For Us, It’s Personal

Many of our residents come to Our Family Home from unsuccessful situations in other care centers, and often begin to show improvements after joining Our Family Home. When we look at the common threads that help our residents improve, we realize it’s because for us, it’s personal.

Dementia care is the fastest growing segment of assisted living and we continue to see growth among larger, corporate-owned entities. While some individuals do alright in these settings, we find that our residents thrive in an environment that’s more personal.

Personal Experience

Evan DuBro with his Mother

Our Family Home was born out of personal connection to memory disease. Evan grew up around Alzheimer’s disease, caring for his grandparents, who had the disease, and later his mom. After his mom’s diagnosis, he realized nothing like Our Family Home existed. It sparked an idea for a new level of care.

The format of converting residential houses into smaller, safer and more familiar homes for individuals with memory disease originated from his experience, as well as his formal education in senior care management.

Evan also knew that successful care needed to go beyond the right environment. It had to include a commitment to forming a well-trained and committed care team.
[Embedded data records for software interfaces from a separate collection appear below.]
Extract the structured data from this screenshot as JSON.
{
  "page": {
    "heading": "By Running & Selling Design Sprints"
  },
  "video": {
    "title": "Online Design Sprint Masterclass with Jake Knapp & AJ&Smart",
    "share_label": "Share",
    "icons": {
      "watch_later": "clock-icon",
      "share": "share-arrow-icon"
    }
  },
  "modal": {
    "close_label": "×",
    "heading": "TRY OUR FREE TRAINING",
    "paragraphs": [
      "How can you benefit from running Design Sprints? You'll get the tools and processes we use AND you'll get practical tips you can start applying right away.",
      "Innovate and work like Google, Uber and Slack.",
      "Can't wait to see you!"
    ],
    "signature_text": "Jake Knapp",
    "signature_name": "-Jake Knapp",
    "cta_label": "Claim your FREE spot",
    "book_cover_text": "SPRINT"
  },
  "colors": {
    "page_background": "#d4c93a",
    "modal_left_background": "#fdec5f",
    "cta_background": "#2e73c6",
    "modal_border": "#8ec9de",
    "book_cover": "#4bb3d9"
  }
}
Equipping the employees with both personal and professional training opportunities would be the key to attracting and keeping staff that cared about the residents.
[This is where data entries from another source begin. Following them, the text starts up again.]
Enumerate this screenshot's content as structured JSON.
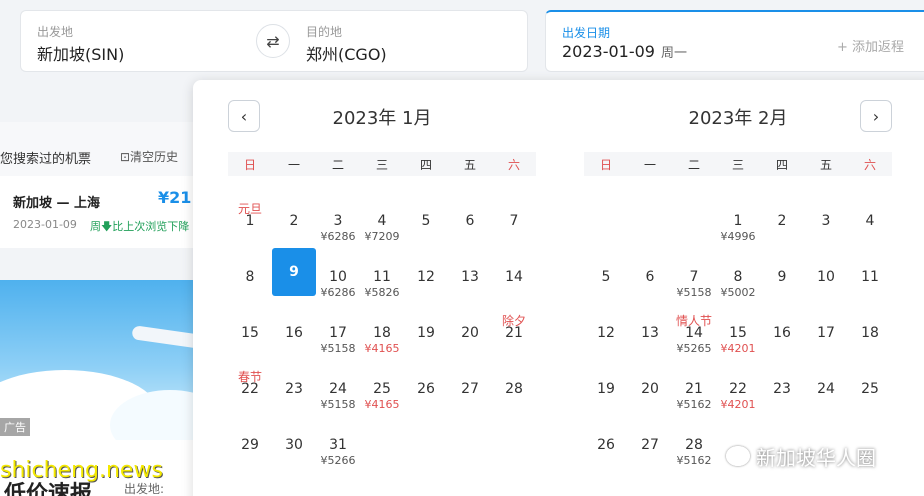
{
  "search": {
    "from_label": "出发地",
    "from_value": "新加坡(SIN)",
    "to_label": "目的地",
    "to_value": "郑州(CGO)",
    "date_label": "出发日期",
    "date_value": "2023-01-09",
    "date_weekday": "周一",
    "add_return": "+ 添加返程",
    "swap_icon": "⇄"
  },
  "history": {
    "title": "您搜索过的机票",
    "clear": "⊡清空历史",
    "card": {
      "route": "新加坡 — 上海",
      "price": "¥21",
      "date": "2023-01-09",
      "weekday": "周",
      "trend": "🡇比上次浏览下降"
    }
  },
  "ad": {
    "tag": "广告",
    "promo_title": "低价速报",
    "promo_from": "出发地:"
  },
  "calendar": {
    "prev_icon": "‹",
    "next_icon": "›",
    "weekdays": [
      "日",
      "一",
      "二",
      "三",
      "四",
      "五",
      "六"
    ],
    "months": [
      {
        "title": "2023年 1月",
        "first_weekday": 0,
        "days": [
          {
            "d": "1",
            "holiday": "元旦"
          },
          {
            "d": "2"
          },
          {
            "d": "3",
            "price": "¥6286"
          },
          {
            "d": "4",
            "price": "¥7209"
          },
          {
            "d": "5"
          },
          {
            "d": "6"
          },
          {
            "d": "7"
          },
          {
            "d": "8"
          },
          {
            "d": "9",
            "selected": true
          },
          {
            "d": "10",
            "price": "¥6286"
          },
          {
            "d": "11",
            "price": "¥5826"
          },
          {
            "d": "12"
          },
          {
            "d": "13"
          },
          {
            "d": "14"
          },
          {
            "d": "15"
          },
          {
            "d": "16"
          },
          {
            "d": "17",
            "price": "¥5158"
          },
          {
            "d": "18",
            "price": "¥4165",
            "low": true
          },
          {
            "d": "19"
          },
          {
            "d": "20"
          },
          {
            "d": "21",
            "holiday": "除夕"
          },
          {
            "d": "22",
            "holiday": "春节"
          },
          {
            "d": "23"
          },
          {
            "d": "24",
            "price": "¥5158"
          },
          {
            "d": "25",
            "price": "¥4165",
            "low": true
          },
          {
            "d": "26"
          },
          {
            "d": "27"
          },
          {
            "d": "28"
          },
          {
            "d": "29"
          },
          {
            "d": "30"
          },
          {
            "d": "31",
            "price": "¥5266"
          }
        ]
      },
      {
        "title": "2023年 2月",
        "first_weekday": 3,
        "days": [
          {
            "d": "1",
            "price": "¥4996"
          },
          {
            "d": "2"
          },
          {
            "d": "3"
          },
          {
            "d": "4"
          },
          {
            "d": "5"
          },
          {
            "d": "6"
          },
          {
            "d": "7",
            "price": "¥5158"
          },
          {
            "d": "8",
            "price": "¥5002"
          },
          {
            "d": "9"
          },
          {
            "d": "10"
          },
          {
            "d": "11"
          },
          {
            "d": "12"
          },
          {
            "d": "13"
          },
          {
            "d": "14",
            "holiday": "情人节",
            "price": "¥5265"
          },
          {
            "d": "15",
            "price": "¥4201",
            "low": true
          },
          {
            "d": "16"
          },
          {
            "d": "17"
          },
          {
            "d": "18"
          },
          {
            "d": "19"
          },
          {
            "d": "20"
          },
          {
            "d": "21",
            "price": "¥5162"
          },
          {
            "d": "22",
            "price": "¥4201",
            "low": true
          },
          {
            "d": "23"
          },
          {
            "d": "24"
          },
          {
            "d": "25"
          },
          {
            "d": "26"
          },
          {
            "d": "27"
          },
          {
            "d": "28",
            "price": "¥5162"
          }
        ]
      }
    ]
  },
  "watermarks": {
    "left": "shicheng.news",
    "right": "新加坡华人圈"
  },
  "colors": {
    "accent": "#1a8fe8",
    "holiday": "#e05050",
    "low_price": "#e05050"
  }
}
Our Family Home believes in giving employees the tools, training and techniques to be able to provide high level care for residents and take better care of themselves. We need to invest well in our people, so they invest well in our residents.

Personal Connection

While personal experience has contributed greatly to the foundation for Our Family Home, the guiding principle of the organization is really connection and livelihood. With a 5:2 resident to caregiver ratio, our staff is afforded the opportunity to spend meaningful time with residents. Often time our caregivers will refer to this as being able to get in their moment.

Being in their moment means putting aside your own agenda and focusing on what our residents need at that time. We don’t enforce a strict daily schedule because we realize that not all people adhere to the same schedule. Some of our residents are early risers while others prefer to get up later. We want to create an environment that relays consistency and familiarity.

This mindset also empowers our caregivers to focus more on the needs of each resident depending on where they are in the disease. We focus on what each person can reasonable do rather than setting expectations for a group that may be unrealistic for some. We’re also able to reconfigure our days, our tasks and our expectations based on how things are going each day or hour.

Being a caregiver is personal. It can be strenuous and emotional, but it’s also something we do because we care. At Our Family Home, everything we do – from the layout of our homes, to investing in the right training for our care teams, to engaging with our residents and their families – is because for us, it’s personal.